WORK INSTRUCTIONS:
Locate the string "image" throughout the material and copy every line in which it occurs.

BEGIN DATA RECORDS

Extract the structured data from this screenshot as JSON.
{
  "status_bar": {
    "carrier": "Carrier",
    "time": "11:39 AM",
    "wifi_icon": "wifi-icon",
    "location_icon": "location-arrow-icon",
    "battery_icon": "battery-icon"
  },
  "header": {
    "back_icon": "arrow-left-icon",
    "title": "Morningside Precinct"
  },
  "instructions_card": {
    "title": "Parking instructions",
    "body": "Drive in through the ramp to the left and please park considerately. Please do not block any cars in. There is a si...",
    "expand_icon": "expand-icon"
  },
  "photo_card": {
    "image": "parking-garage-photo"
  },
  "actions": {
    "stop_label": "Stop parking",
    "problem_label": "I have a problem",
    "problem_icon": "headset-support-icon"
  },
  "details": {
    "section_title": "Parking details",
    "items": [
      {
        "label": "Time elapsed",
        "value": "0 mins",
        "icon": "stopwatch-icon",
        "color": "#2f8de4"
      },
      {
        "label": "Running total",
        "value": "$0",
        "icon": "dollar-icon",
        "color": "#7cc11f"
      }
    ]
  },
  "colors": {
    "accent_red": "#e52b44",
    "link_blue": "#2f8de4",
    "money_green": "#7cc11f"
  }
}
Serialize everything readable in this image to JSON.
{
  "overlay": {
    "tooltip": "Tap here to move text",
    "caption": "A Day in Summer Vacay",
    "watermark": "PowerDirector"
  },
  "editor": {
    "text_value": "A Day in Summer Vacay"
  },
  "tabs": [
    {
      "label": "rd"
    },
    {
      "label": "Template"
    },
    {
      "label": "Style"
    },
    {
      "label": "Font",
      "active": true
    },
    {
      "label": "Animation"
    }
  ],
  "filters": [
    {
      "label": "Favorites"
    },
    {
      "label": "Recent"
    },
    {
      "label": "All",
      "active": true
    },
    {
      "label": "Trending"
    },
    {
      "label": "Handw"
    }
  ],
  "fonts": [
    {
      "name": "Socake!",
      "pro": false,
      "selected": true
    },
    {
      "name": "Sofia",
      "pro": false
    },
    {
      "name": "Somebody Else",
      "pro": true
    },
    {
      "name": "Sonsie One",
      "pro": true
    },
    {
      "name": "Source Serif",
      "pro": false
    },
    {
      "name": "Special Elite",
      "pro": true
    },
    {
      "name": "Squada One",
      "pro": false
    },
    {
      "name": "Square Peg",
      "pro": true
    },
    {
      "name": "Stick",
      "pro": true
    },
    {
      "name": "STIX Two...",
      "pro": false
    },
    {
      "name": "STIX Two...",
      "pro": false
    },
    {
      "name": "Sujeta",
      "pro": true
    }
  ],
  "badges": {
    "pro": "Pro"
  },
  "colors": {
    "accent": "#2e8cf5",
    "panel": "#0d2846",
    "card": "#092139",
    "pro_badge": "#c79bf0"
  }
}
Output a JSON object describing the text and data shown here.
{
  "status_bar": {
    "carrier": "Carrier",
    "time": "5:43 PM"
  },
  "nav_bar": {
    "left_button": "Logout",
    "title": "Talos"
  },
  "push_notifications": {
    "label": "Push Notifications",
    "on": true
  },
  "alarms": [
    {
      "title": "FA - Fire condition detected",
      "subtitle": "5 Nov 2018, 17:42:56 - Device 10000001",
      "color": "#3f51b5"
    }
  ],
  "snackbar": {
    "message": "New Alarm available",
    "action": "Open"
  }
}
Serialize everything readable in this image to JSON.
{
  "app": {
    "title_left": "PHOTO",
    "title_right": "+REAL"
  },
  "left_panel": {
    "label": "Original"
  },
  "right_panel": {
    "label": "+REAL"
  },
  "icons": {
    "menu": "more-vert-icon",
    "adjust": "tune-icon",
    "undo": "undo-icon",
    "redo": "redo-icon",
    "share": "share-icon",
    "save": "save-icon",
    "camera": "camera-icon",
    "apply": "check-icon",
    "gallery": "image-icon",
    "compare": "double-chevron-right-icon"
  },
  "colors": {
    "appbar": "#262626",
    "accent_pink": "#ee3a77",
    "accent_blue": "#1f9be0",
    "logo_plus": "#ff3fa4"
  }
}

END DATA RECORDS

OUTPUT FOR THIS EXERCISE:
    "image": "parking-garage-photo"
Serialize everything readable in this image to JSON.
Serialize everything readable in this image to JSON.
    "gallery": "image-icon",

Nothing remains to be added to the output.